(Recorded data)
☆ ☆ ☆ ☆

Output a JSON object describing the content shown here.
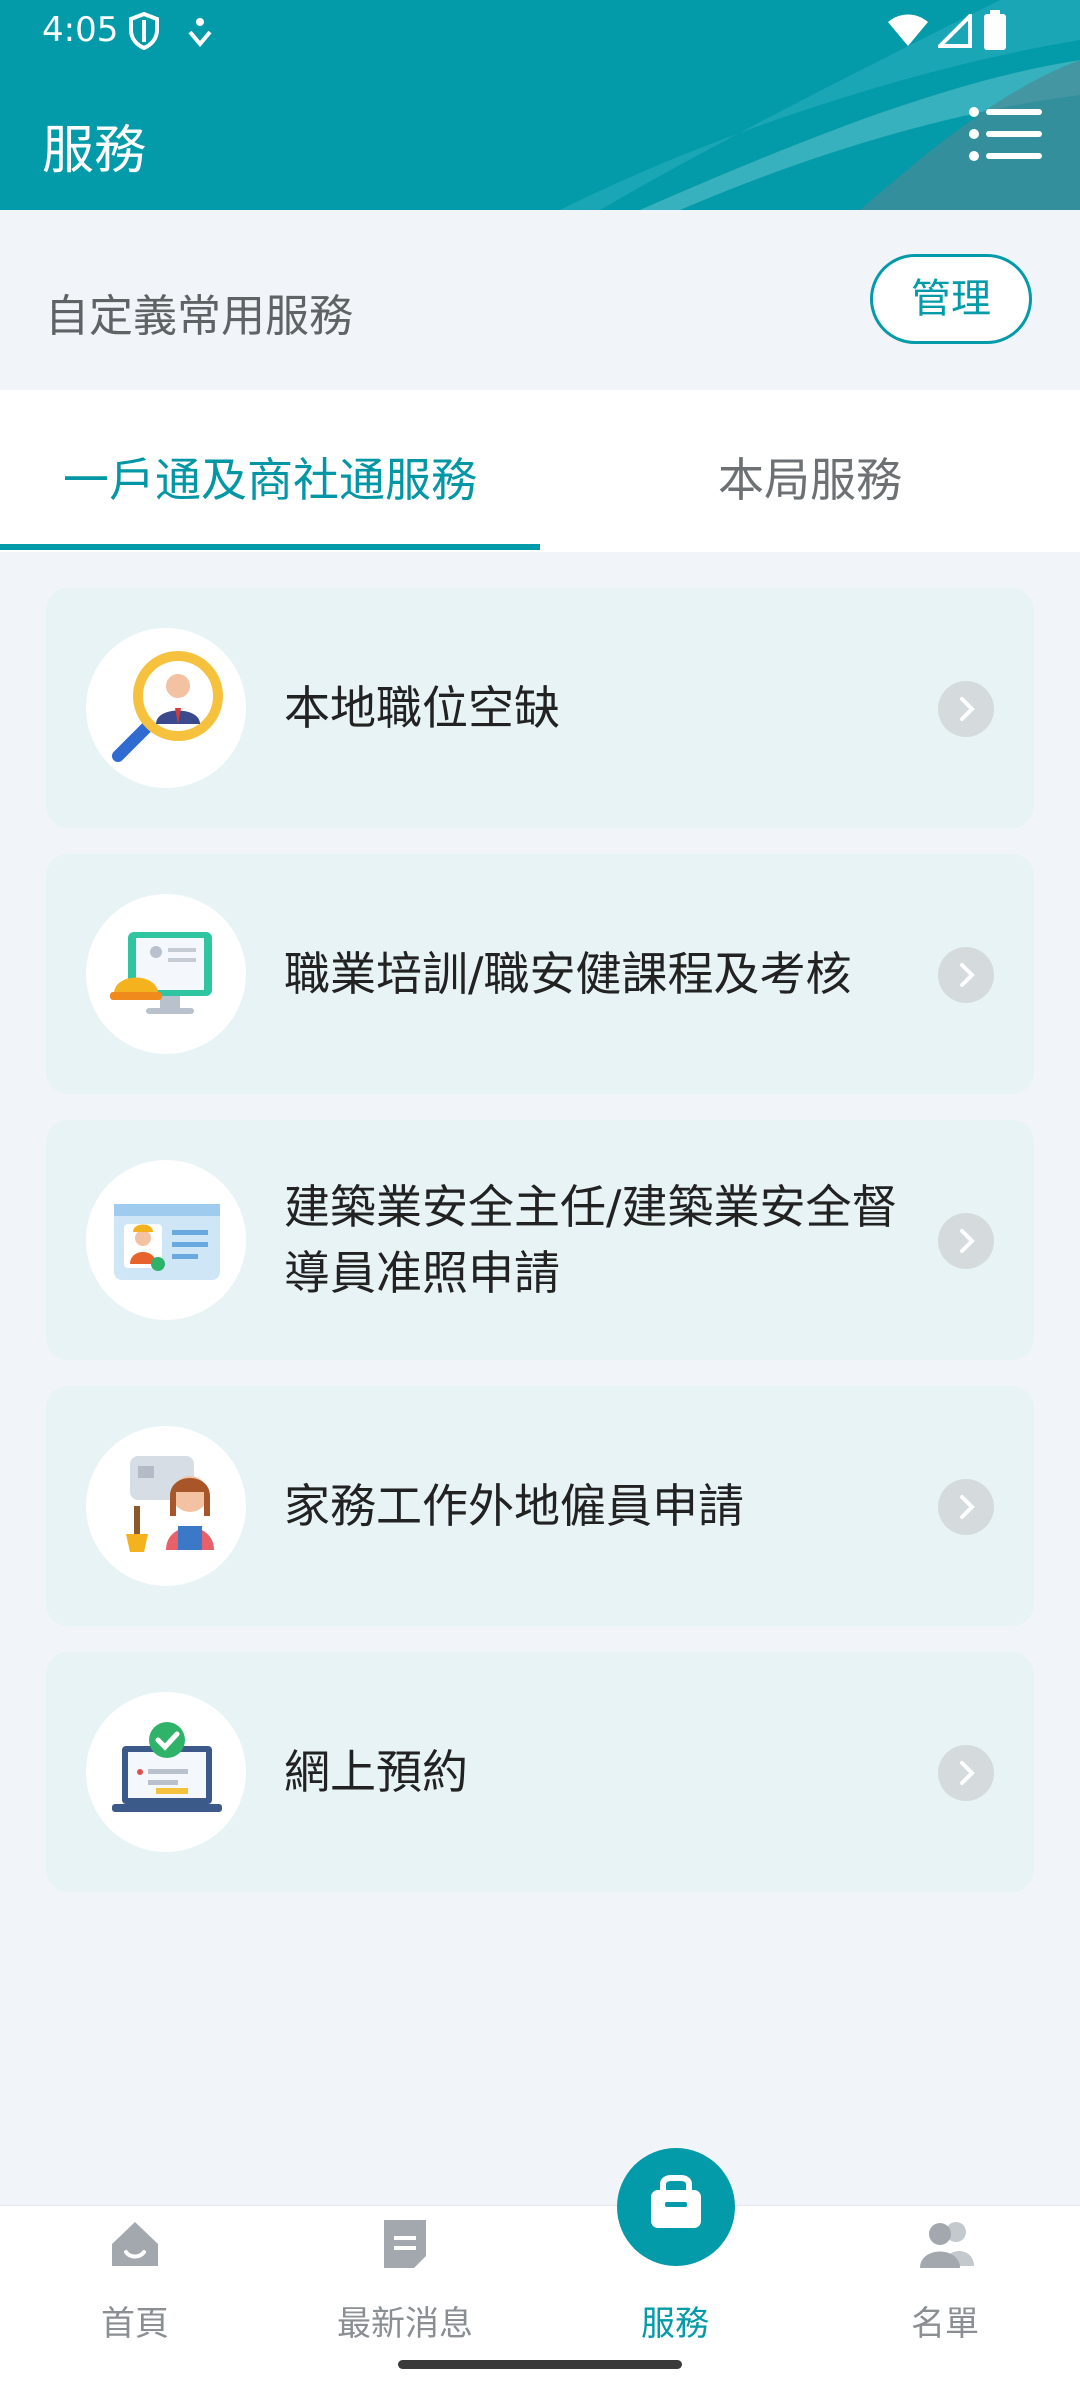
{
  "status_bar": {
    "time": "4:05"
  },
  "header": {
    "title": "服務"
  },
  "custom_services": {
    "label": "自定義常用服務",
    "manage_button": "管理"
  },
  "tabs": [
    {
      "label": "一戶通及商社通服務",
      "active": true
    },
    {
      "label": "本局服務",
      "active": false
    }
  ],
  "services": [
    {
      "label": "本地職位空缺",
      "icon": "job-search-icon"
    },
    {
      "label": "職業培訓/職安健課程及考核",
      "icon": "training-icon"
    },
    {
      "label": "建築業安全主任/建築業安全督導員准照申請",
      "icon": "license-card-icon"
    },
    {
      "label": "家務工作外地僱員申請",
      "icon": "domestic-worker-icon"
    },
    {
      "label": "網上預約",
      "icon": "online-booking-icon"
    }
  ],
  "bottom_nav": [
    {
      "label": "首頁",
      "icon": "home-icon",
      "active": false
    },
    {
      "label": "最新消息",
      "icon": "news-icon",
      "active": false
    },
    {
      "label": "服務",
      "icon": "briefcase-icon",
      "active": true
    },
    {
      "label": "名單",
      "icon": "people-icon",
      "active": false
    }
  ],
  "colors": {
    "primary": "#039aa9",
    "card_bg": "#e8f3f6",
    "page_bg": "#f1f4f8"
  }
}
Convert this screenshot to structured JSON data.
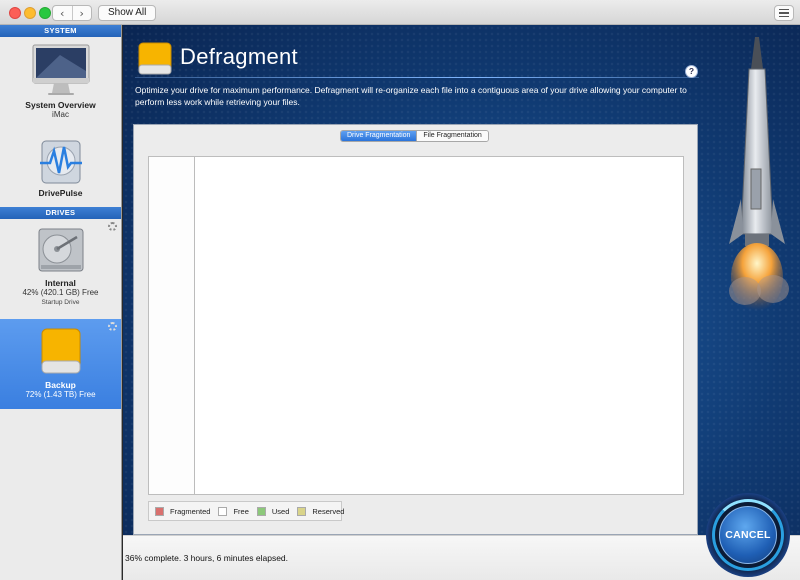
{
  "titlebar": {
    "back_glyph": "‹",
    "forward_glyph": "›",
    "show_all_label": "Show All"
  },
  "sidebar": {
    "system_header": "SYSTEM",
    "drives_header": "DRIVES",
    "system_items": [
      {
        "label": "System Overview",
        "sub": "iMac",
        "icon": "imac-icon"
      },
      {
        "label": "DrivePulse",
        "sub": "",
        "icon": "drivepulse-icon"
      }
    ],
    "drive_items": [
      {
        "label": "Internal",
        "sub": "42% (420.1 GB) Free",
        "sub2": "Startup Drive",
        "icon": "hard-drive-icon"
      },
      {
        "label": "Backup",
        "sub": "72% (1.43 TB) Free",
        "icon": "external-drive-icon",
        "selected": true
      }
    ]
  },
  "main": {
    "title": "Defragment",
    "help_label": "?",
    "description": "Optimize your drive for maximum performance. Defragment will re-organize each file into a contiguous area of your drive allowing your computer to perform less work while retrieving your files.",
    "tabs": [
      {
        "label": "Drive Fragmentation",
        "active": true
      },
      {
        "label": "File Fragmentation",
        "active": false
      }
    ],
    "legend": [
      {
        "label": "Fragmented",
        "color": "#d9706e"
      },
      {
        "label": "Free",
        "color": "#ffffff"
      },
      {
        "label": "Used",
        "color": "#8cc87a"
      },
      {
        "label": "Reserved",
        "color": "#d9d48a"
      }
    ],
    "status": "36% complete. 3 hours, 6 minutes elapsed.",
    "cancel_label": "CANCEL"
  },
  "colors": {
    "accent": "#2b74db",
    "background_blue": "#103a72"
  }
}
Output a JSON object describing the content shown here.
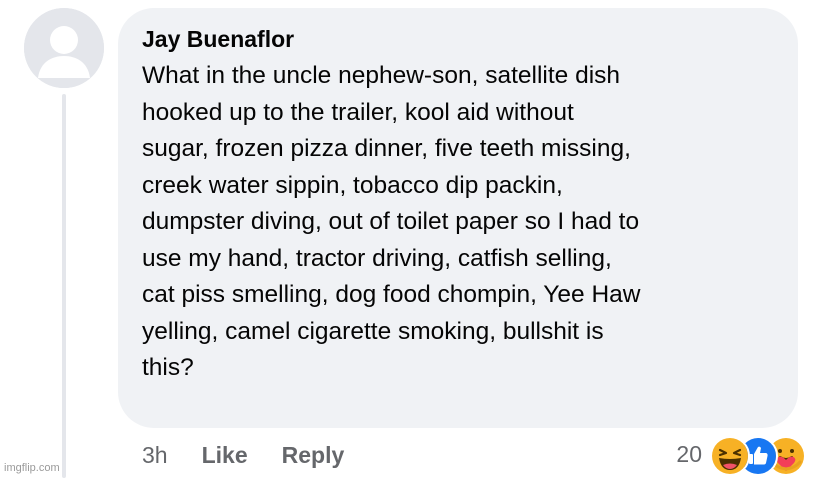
{
  "comment": {
    "author": "Jay Buenaflor",
    "text": "What in the uncle nephew-son, satellite dish\nhooked up to the trailer, kool aid without\nsugar, frozen pizza dinner, five teeth missing,\ncreek water sippin, tobacco dip packin,\ndumpster diving, out of toilet paper so I had to\nuse my hand, tractor driving, catfish selling,\ncat piss smelling, dog food chompin, Yee Haw\nyelling, camel cigarette smoking, bullshit is\nthis?"
  },
  "actions": {
    "time": "3h",
    "like_label": "Like",
    "reply_label": "Reply"
  },
  "reactions": {
    "count": "20",
    "icons": [
      "haha-icon",
      "like-icon",
      "care-icon"
    ]
  },
  "watermark": "imgflip.com",
  "colors": {
    "bubble": "#f0f2f5",
    "text": "#050505",
    "meta": "#65676b",
    "like_blue": "#1877f2",
    "haha_yellow": "#f7b125"
  }
}
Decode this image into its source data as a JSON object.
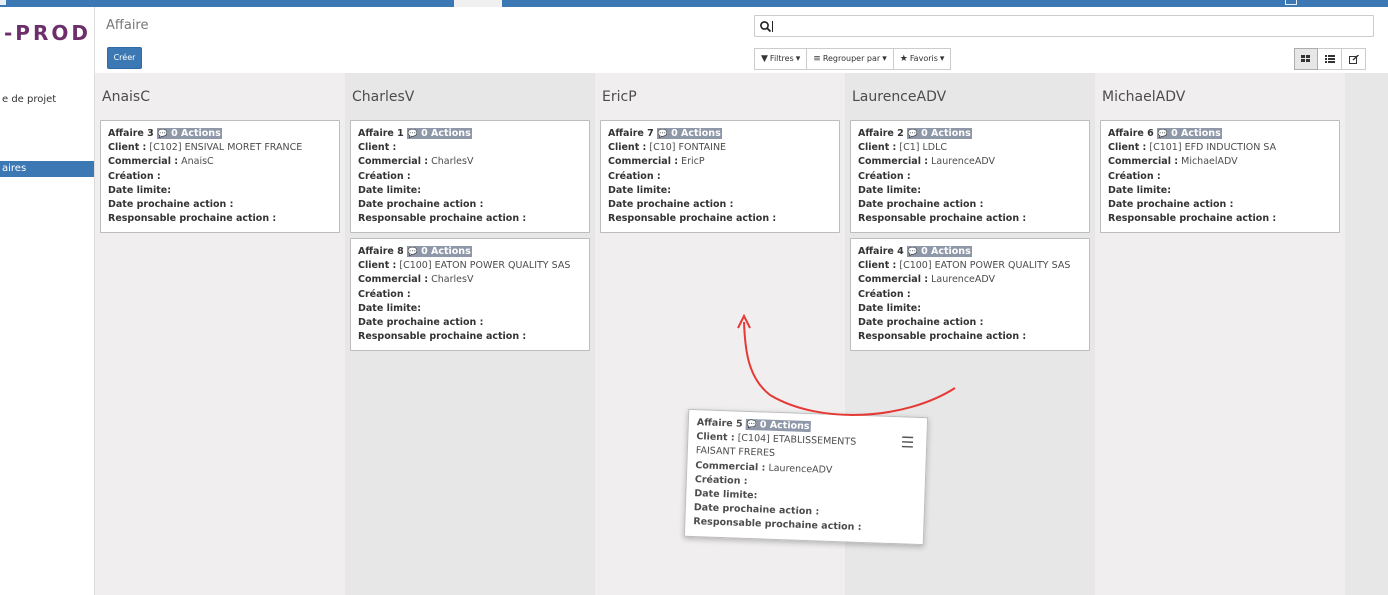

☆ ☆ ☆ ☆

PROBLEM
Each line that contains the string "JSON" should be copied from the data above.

FINAL ANSWER
Output a JSON object describing the content shown here.
Convert this screenshot to structured JSON data.
Output a JSON object describing the content shown here.
Decode this image into its source data as a JSON object.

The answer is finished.